April 3, 2012
Financial Reality is Needed in Maritime Canada
David Mackinnon addresses the Charlottetown Rotary Club, April 2, 2012 in Charlottetown, Prince Edward Island
Thank you for the opportunity to give my second speech to the Charlottetown Rotary Club.
Fifty years ago your predecessors chose me as their teen aged representative on the Rotary Adventure in Citizenship program. I visited Ottawa, spoke to MPs and senators and learned a great deal about government.
I was required to speak to the club when the program was complete. My father, a long standing member of this club and college principal, was in the audience. He had several suggestions for improved delivery after I sat down!
I’d also like to bring greetings from the Rotary Club in Wellington, Ontario where I live. Wellington is a village of about 2,000 people where Rotary is a vibrant force. I’m pleased to present President Sider with a Wellington banner.
I’d like to start my presentation with a warning.
The warning is that I’m going to speak very frankly about difficult issues.
I will be taking fundamental issue with the approach the federal government, P.E.I., Nova Scotia, New Brunswick, Quebec and Manitoba have been taking in relation to the many subsidies the Government of Canada provides to regions.
I will try not to use too many figures. If you wish to access the statistical information that supports my presentation, I suggest the websites of the Ontario Department of Finance, the Frontier Center for Public Policy, the Mowat Center at the University of Toronto, the Ontario Chamber of Commerce, the Atlantic Institute for Market Studies and Statistics Canada.
I support the view expressed by the Atlantic Institute for Market Studies that these subsidies are “the help that hurts”.
Aside from tolerating my frankness, I’m going to ask you do four things:

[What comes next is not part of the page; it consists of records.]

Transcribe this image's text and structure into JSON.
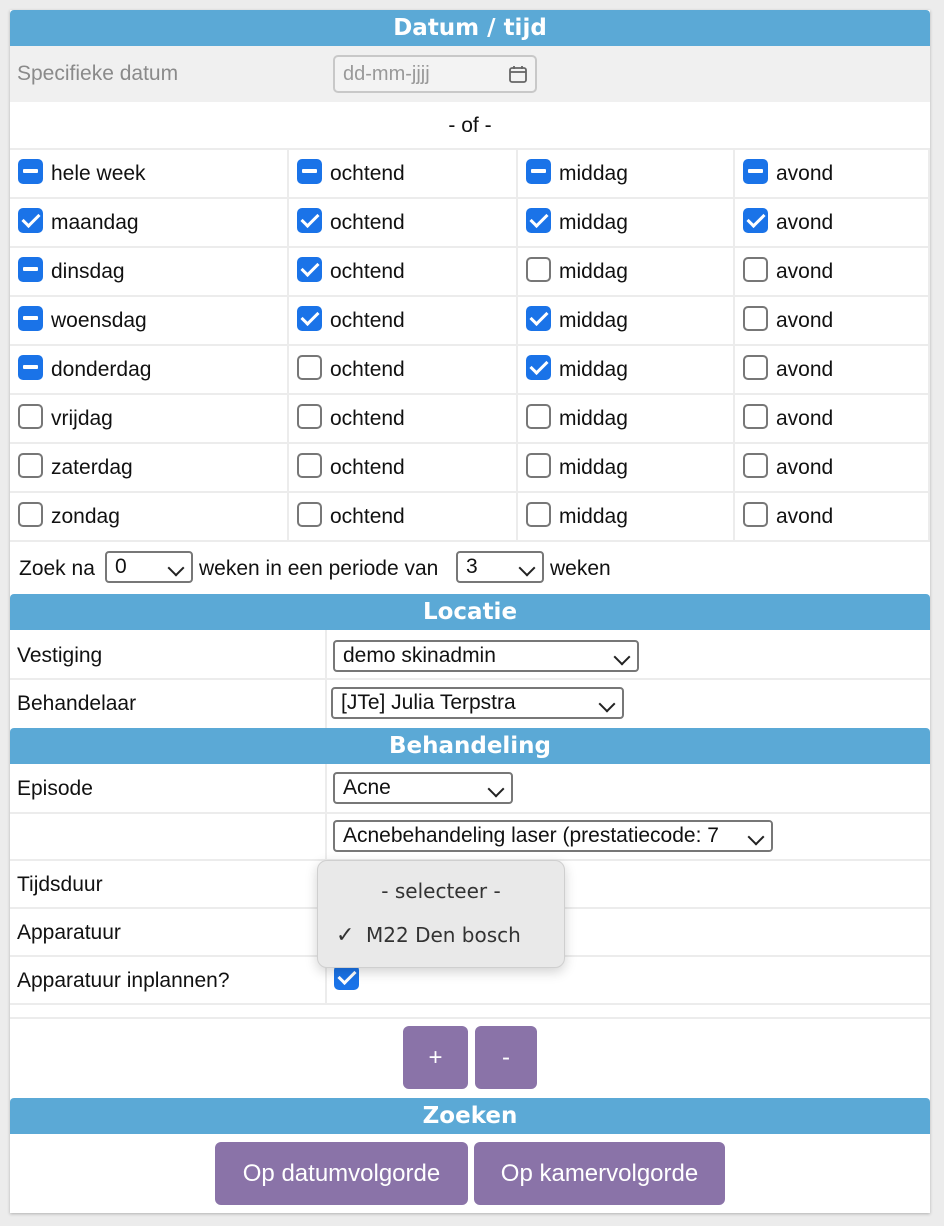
{
  "sections": {
    "datum_tijd": "Datum / tijd",
    "locatie": "Locatie",
    "behandeling": "Behandeling",
    "zoeken": "Zoeken"
  },
  "specific_date": {
    "label": "Specifieke datum",
    "placeholder": "dd-mm-jjjj"
  },
  "or_text": "- of -",
  "schedule": {
    "rows": [
      {
        "day": "hele week",
        "day_state": "mixed",
        "ochtend": "mixed",
        "middag": "mixed",
        "avond": "mixed"
      },
      {
        "day": "maandag",
        "day_state": "checked",
        "ochtend": "checked",
        "middag": "checked",
        "avond": "checked"
      },
      {
        "day": "dinsdag",
        "day_state": "mixed",
        "ochtend": "checked",
        "middag": "unchecked",
        "avond": "unchecked"
      },
      {
        "day": "woensdag",
        "day_state": "mixed",
        "ochtend": "checked",
        "middag": "checked",
        "avond": "unchecked"
      },
      {
        "day": "donderdag",
        "day_state": "mixed",
        "ochtend": "unchecked",
        "middag": "checked",
        "avond": "unchecked"
      },
      {
        "day": "vrijdag",
        "day_state": "unchecked",
        "ochtend": "unchecked",
        "middag": "unchecked",
        "avond": "unchecked"
      },
      {
        "day": "zaterdag",
        "day_state": "unchecked",
        "ochtend": "unchecked",
        "middag": "unchecked",
        "avond": "unchecked"
      },
      {
        "day": "zondag",
        "day_state": "unchecked",
        "ochtend": "unchecked",
        "middag": "unchecked",
        "avond": "unchecked"
      }
    ],
    "labels": {
      "ochtend": "ochtend",
      "middag": "middag",
      "avond": "avond"
    }
  },
  "search_period": {
    "prefix": "Zoek na",
    "weeks_value": "0",
    "middle": "weken in een periode van",
    "period_value": "3",
    "suffix": "weken"
  },
  "locatie": {
    "vestiging_label": "Vestiging",
    "vestiging_value": "demo skinadmin",
    "behandelaar_label": "Behandelaar",
    "behandelaar_value": "[JTe] Julia Terpstra"
  },
  "behandeling": {
    "episode_label": "Episode",
    "episode_value": "Acne",
    "treatment_value": "Acnebehandeling laser (prestatiecode: 7",
    "tijdsduur_label": "Tijdsduur",
    "apparatuur_label": "Apparatuur",
    "inplannen_label": "Apparatuur inplannen?",
    "inplannen_checked": true,
    "add_button": "+",
    "remove_button": "-"
  },
  "dropdown_popup": {
    "options": [
      {
        "label": "- selecteer -",
        "selected": false
      },
      {
        "label": "M22 Den bosch",
        "selected": true
      }
    ]
  },
  "zoeken": {
    "date_order_button": "Op datumvolgorde",
    "room_order_button": "Op kamervolgorde"
  },
  "colors": {
    "header_bg": "#5ba9d6",
    "button_bg": "#8a73a8",
    "checkbox_blue": "#1a73e8"
  }
}
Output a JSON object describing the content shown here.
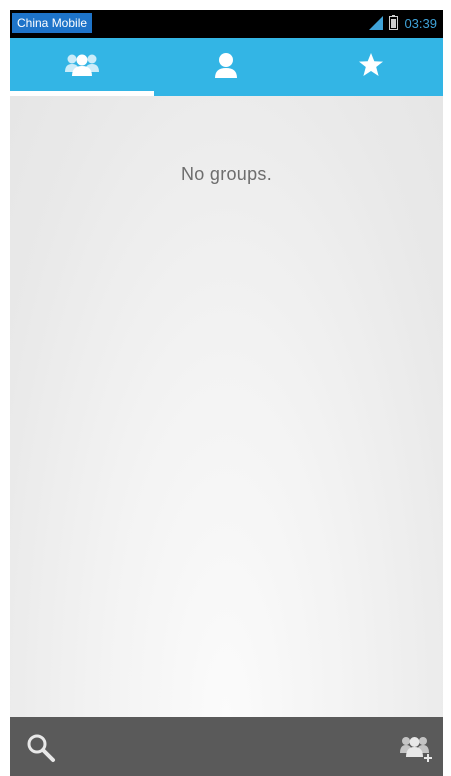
{
  "status_bar": {
    "carrier": "China Mobile",
    "time": "03:39",
    "icons": [
      "signal-icon",
      "battery-icon"
    ]
  },
  "tabs": [
    {
      "icon": "groups-icon",
      "selected": true
    },
    {
      "icon": "person-icon",
      "selected": false
    },
    {
      "icon": "star-icon",
      "selected": false
    }
  ],
  "content": {
    "empty_message": "No groups."
  },
  "bottom_bar": {
    "left_icon": "search-icon",
    "right_icon": "add-group-icon"
  },
  "colors": {
    "tab_bar": "#33b5e5",
    "status_bar": "#000000",
    "carrier_badge": "#1e74c9",
    "clock": "#3fa3d8",
    "bottom_bar": "#5a5a5a",
    "empty_text": "#6d6d6d"
  }
}
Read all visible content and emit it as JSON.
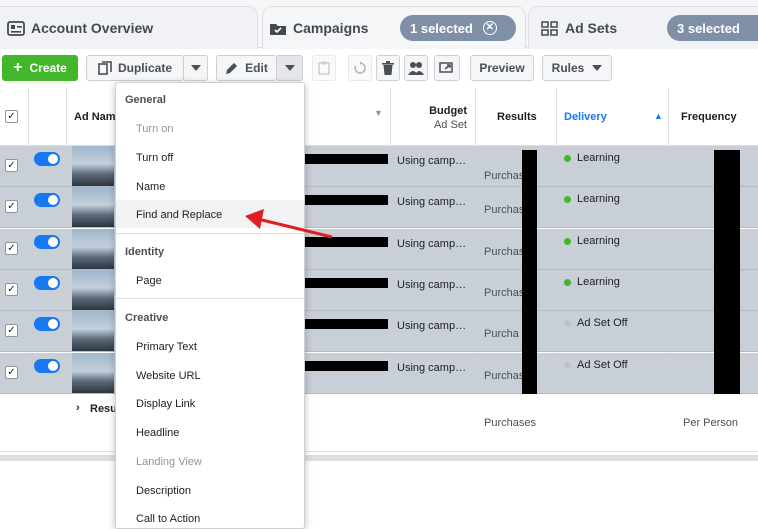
{
  "tabs": {
    "account_overview": "Account Overview",
    "campaigns": "Campaigns",
    "campaigns_selected": "1 selected",
    "ad_sets": "Ad Sets",
    "ad_sets_selected": "3 selected"
  },
  "toolbar": {
    "create": "Create",
    "duplicate": "Duplicate",
    "edit": "Edit",
    "preview": "Preview",
    "rules": "Rules"
  },
  "table": {
    "headers": {
      "ad_name": "Ad Nam",
      "budget": "Budget",
      "budget_sub": "Ad Set",
      "results": "Results",
      "delivery": "Delivery",
      "frequency": "Frequency"
    },
    "rows": [
      {
        "budget": "Using camp…",
        "results": "Purchas",
        "delivery": "Learning",
        "delivery_color": "#42b72a"
      },
      {
        "budget": "Using camp…",
        "results": "Purchas",
        "delivery": "Learning",
        "delivery_color": "#42b72a"
      },
      {
        "budget": "Using camp…",
        "results": "Purchas",
        "delivery": "Learning",
        "delivery_color": "#42b72a"
      },
      {
        "budget": "Using camp…",
        "results": "Purchas",
        "delivery": "Learning",
        "delivery_color": "#42b72a"
      },
      {
        "budget": "Using camp…",
        "results": "Purcha",
        "delivery": "Ad Set Off",
        "delivery_color": "#bec3c9"
      },
      {
        "budget": "Using camp…",
        "results": "Purchas",
        "delivery": "Ad Set Off",
        "delivery_color": "#bec3c9"
      }
    ],
    "summary": {
      "label": "Resu",
      "results": "Purchases",
      "frequency": "Per Person"
    }
  },
  "menu": {
    "general_header": "General",
    "turn_on": "Turn on",
    "turn_off": "Turn off",
    "name": "Name",
    "find_replace": "Find and Replace",
    "identity_header": "Identity",
    "page": "Page",
    "creative_header": "Creative",
    "primary_text": "Primary Text",
    "website_url": "Website URL",
    "display_link": "Display Link",
    "headline": "Headline",
    "landing_view": "Landing View",
    "description": "Description",
    "call_to_action": "Call to Action"
  },
  "colors": {
    "accent": "#1877f2",
    "create_green": "#42b72a",
    "pill": "#7f8fa6",
    "arrow_red": "#e02020"
  }
}
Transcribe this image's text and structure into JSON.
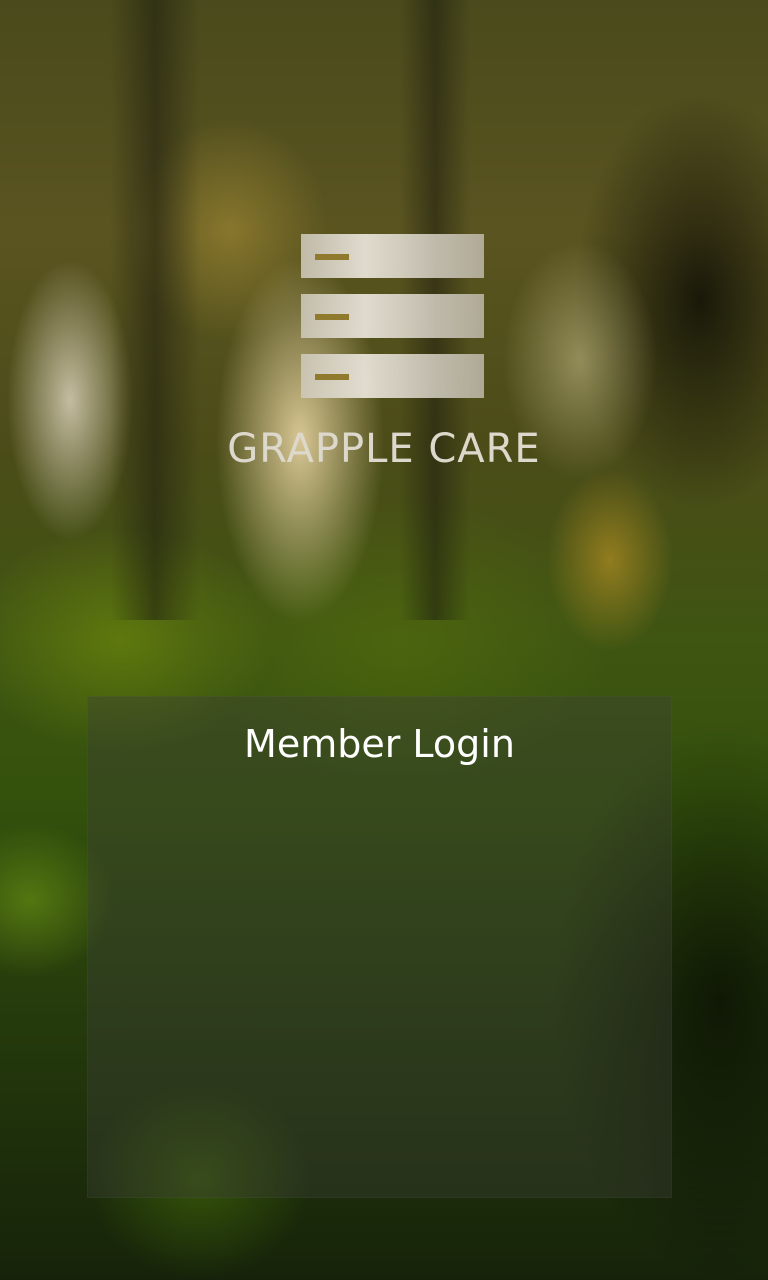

First, recognize that Ontario’s economic and financial condition has deteriorated sharply over the past few decades. Ontario, over the years, has been the source of the largest part of the external funding coming to the Island.
Second, pay very little attention to anything your provincial, regional and federal leaders say about regional subsidies. Most of it is wrong.
Third, I’m going to ask you to think about the economic path P.E.I. is following and where it will take you in future.
Fourth, I’m going to ask you to entertain and even welcome fundamental change in the fiscal architecture of Canada because substantial change is the only way to assure a reasonable future for your children.
Let me start with Ontario.
Ontario lost 30% of its manufacturing jobs between 2004 and 2010.
Its public services are the least accessible in Canada.
The provincial government faces a serious budgetary crisis.
Like most manufacturing jurisdictions, Ontario has not found its footing in the new global environment dominated by China, India, Brazil and other emerging countries.
Despite valiant recent efforts to deal with educational problems, Ontario’s universities and colleges are funded at levels far below the Canadian average and far below the funding provided for comparable U.S. institutions.
Read the entire speech (8 pages)
a native of Prince Edward Island, was awarded a Bachelor of Arts degree (honours economics) from Dalhousie University and an MBA from York University. He was awarded a Centennial Fellowship by the Canadian Imperial Bank of Commerce and York University to study at York, Harvard and Oxford Universities as well as the European Institute of Business Studies. Mr. MacKinnon served as Director, Planning and Economics and Executive Director, Development Strategy in the Nova Scotia Department of Economic Development from 1976 to 1981. He later served in several senior capacities in the Ontario Public Service, the Bank of Montreal and as CEO of the Ontario Hospital Association from 1996 to 2003. Mr. MacKinnon is a Public Member of the Council of the Ontario College of Physicians and Surgeons and is the Chair of its Finance Committee and a member of its Executive, Complaints and Outreach committees. He serves on several Boards of Directors, including the West Park Health Centre. He recently finished my five year term on the Standards Council of Canada and was subsequently elected to the board of the Canadian Standards Association. He has advised the Ontario Chamber of Commerce and other Ontario organizations on fiscal federalism issues particularly on the impact of regional subsidies on recipient and source provinces. He is currently the Chair for the Ontario Institute for Public Policy www.oipp.ca.